To me, the question isn't whether I believe in Global Warming, it's whether I believe that Global Warming should be the rallying call for responsible stewardship of the environment. And I don't.

Responsible stewardship of the environment should be a priority anyway, and we don't need some boogeyman catastrophe to goad us in that direction.

Humans are the smartest species on the planet, and we have the capacity (although not always the incentive) to understand our surroundings and to comport ourselves accordingly.

This is what appeals to me about environmentalism, not the save the planet nonsense, but intelligent rational beings choosing to live in a sustainable way. Not because we're scared, not because we want to be in tune with nature, not because it's cool and hip to be green. But because we can.

The Moon

I'm glad that I'm not the only who sees a beautiful, bright moon and decides to take pictures of it. Originally intended for posting, they didn't come out as I intended. I blame the camera equipment more than my artistic vision.

Taken from my driveway, here is the moon. With my eye, it was so clear I could see the geographic features on the surface. With my camera, all it captured is a blob of light.

And the other one:

Click the link above and you'll see that it looked better in Minnesota.

Tuesday, January 13, 2009

The Birdman
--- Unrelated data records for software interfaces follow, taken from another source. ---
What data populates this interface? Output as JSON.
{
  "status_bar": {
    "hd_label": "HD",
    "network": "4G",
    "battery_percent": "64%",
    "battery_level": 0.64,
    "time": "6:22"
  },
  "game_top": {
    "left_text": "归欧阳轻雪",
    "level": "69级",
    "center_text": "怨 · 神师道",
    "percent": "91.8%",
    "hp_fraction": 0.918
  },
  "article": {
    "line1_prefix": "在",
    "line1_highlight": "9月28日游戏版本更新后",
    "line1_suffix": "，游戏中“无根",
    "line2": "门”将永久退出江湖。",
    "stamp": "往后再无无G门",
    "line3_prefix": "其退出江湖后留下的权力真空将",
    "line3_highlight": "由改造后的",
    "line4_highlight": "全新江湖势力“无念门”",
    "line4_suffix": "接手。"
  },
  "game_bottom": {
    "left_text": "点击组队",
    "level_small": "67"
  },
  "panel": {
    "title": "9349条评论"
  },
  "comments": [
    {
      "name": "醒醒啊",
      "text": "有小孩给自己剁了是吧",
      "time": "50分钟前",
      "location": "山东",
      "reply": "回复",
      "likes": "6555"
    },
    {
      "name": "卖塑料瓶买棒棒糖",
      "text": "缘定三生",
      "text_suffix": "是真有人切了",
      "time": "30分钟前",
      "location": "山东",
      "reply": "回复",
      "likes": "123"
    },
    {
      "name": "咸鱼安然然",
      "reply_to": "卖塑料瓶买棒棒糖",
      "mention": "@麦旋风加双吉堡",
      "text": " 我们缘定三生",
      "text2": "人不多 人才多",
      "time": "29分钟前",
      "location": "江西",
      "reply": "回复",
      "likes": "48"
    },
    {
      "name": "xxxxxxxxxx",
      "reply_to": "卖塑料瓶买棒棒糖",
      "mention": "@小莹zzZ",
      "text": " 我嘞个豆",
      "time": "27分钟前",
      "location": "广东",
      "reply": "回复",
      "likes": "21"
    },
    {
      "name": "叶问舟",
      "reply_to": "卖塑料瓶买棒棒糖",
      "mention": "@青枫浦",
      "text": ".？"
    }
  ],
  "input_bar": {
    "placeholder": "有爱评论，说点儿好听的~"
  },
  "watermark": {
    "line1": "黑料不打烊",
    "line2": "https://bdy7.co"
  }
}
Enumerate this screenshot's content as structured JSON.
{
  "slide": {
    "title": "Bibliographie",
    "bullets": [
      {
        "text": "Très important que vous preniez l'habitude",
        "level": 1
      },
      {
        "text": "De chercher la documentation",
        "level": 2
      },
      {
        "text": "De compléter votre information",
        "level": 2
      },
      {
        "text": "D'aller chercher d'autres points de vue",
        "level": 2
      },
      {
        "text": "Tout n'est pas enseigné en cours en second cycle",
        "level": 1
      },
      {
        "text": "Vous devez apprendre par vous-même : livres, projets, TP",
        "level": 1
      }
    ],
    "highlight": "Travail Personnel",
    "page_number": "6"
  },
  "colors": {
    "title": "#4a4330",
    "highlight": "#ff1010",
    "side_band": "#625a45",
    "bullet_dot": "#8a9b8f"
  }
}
Man, I should slag on Chris Andersen more often. Against Dallas tonight, he scored 15 points and had 2 blocked shots. (I think he had 7 offensive rebounds, too, but don't quote me on that.)

Three of those points came from a buzzer-beater thrown from half-court at the end of the third. It'll make the highlight reel for sure.

The Bird was on a roll!

Updated: The highlights are in. As predicted, Andersen's two blocks, both impressive, and his half court 3-pointer made the reel.

Monday, January 12, 2009

Sports Stuff

You know you're getting old when the new head coach of your favorite NFL team is only a few months older than you.

In other sports news, I got a Nuggets calendar yesterday that features both Marcus Camby and Allen Iverson. Neither of them play for the Nuggets anymore.

Speaking of basketball, the tattoos are out of control. Props to the NBA players who don't have double sleeves all the way up to their neck.

When Rodman had tats, it was weird and interesting and unique. Now that everybody has them, even David Beckham, it's just played out.

For instance, Marcus Camby has Marcus tatted across his left shoulder. His first name! Like a permanent "Hi, my name is" sticker or something. Why would someone do that? In case they find his body somewhere? "That John Doe we found in the ditch? We're still waiting on dental, but we're pretty sure one of his names is Marcus."

And then there's Kenyon Martin with his red lips on his neck, like he's been ditching third period to make out with a chola under the bleachers of the field house.

And what the hell is up with Chris Andersen? Not to take away from his skills, but this guy can't decide whether he wants to look like Ace Ventura or Vince Neil. The goofy hair, the sweat band, the socks pulled all the way up to his knees.

And of course, the sleeve tat.